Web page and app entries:
··········

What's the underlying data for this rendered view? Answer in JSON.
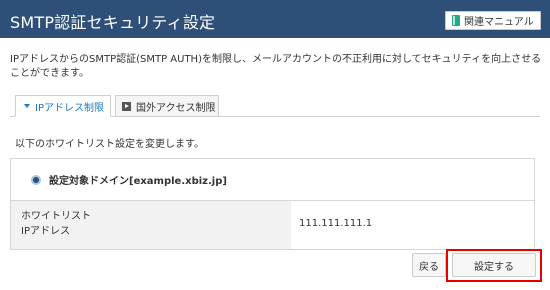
{
  "header": {
    "title": "SMTP認証セキュリティ設定",
    "manual_button": {
      "label": "関連マニュアル",
      "icon": "book-icon"
    }
  },
  "description": "IPアドレスからのSMTP認証(SMTP AUTH)を制限し、メールアカウントの不正利用に対してセキュリティを向上させることができます。",
  "tabs": [
    {
      "label": "IPアドレス制限",
      "active": true
    },
    {
      "label": "国外アクセス制限",
      "active": false
    }
  ],
  "subtext": "以下のホワイトリスト設定を変更します。",
  "settings": {
    "domain_label": "設定対象ドメイン[example.xbiz.jp]",
    "whitelist_label_line1": "ホワイトリスト",
    "whitelist_label_line2": "IPアドレス",
    "whitelist_value": "111.111.111.1"
  },
  "actions": {
    "back_label": "戻る",
    "submit_label": "設定する"
  },
  "colors": {
    "header_bg": "#2d4f78",
    "active_tab_text": "#1b78c2",
    "highlight": "#e60000"
  }
}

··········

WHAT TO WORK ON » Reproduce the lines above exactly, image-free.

RESULT OF THE TASK »
What's the underlying data for this rendered view? Answer in JSON.
{
  "header": {
    "title": "SMTP認証セキュリティ設定",
    "manual_button": {
      "label": "関連マニュアル",
      "icon": "book-icon"
    }
  },
  "description": "IPアドレスからのSMTP認証(SMTP AUTH)を制限し、メールアカウントの不正利用に対してセキュリティを向上させることができます。",
  "tabs": [
    {
      "label": "IPアドレス制限",
      "active": true
    },
    {
      "label": "国外アクセス制限",
      "active": false
    }
  ],
  "subtext": "以下のホワイトリスト設定を変更します。",
  "settings": {
    "domain_label": "設定対象ドメイン[example.xbiz.jp]",
    "whitelist_label_line1": "ホワイトリスト",
    "whitelist_label_line2": "IPアドレス",
    "whitelist_value": "111.111.111.1"
  },
  "actions": {
    "back_label": "戻る",
    "submit_label": "設定する"
  },
  "colors": {
    "header_bg": "#2d4f78",
    "active_tab_text": "#1b78c2",
    "highlight": "#e60000"
  }
}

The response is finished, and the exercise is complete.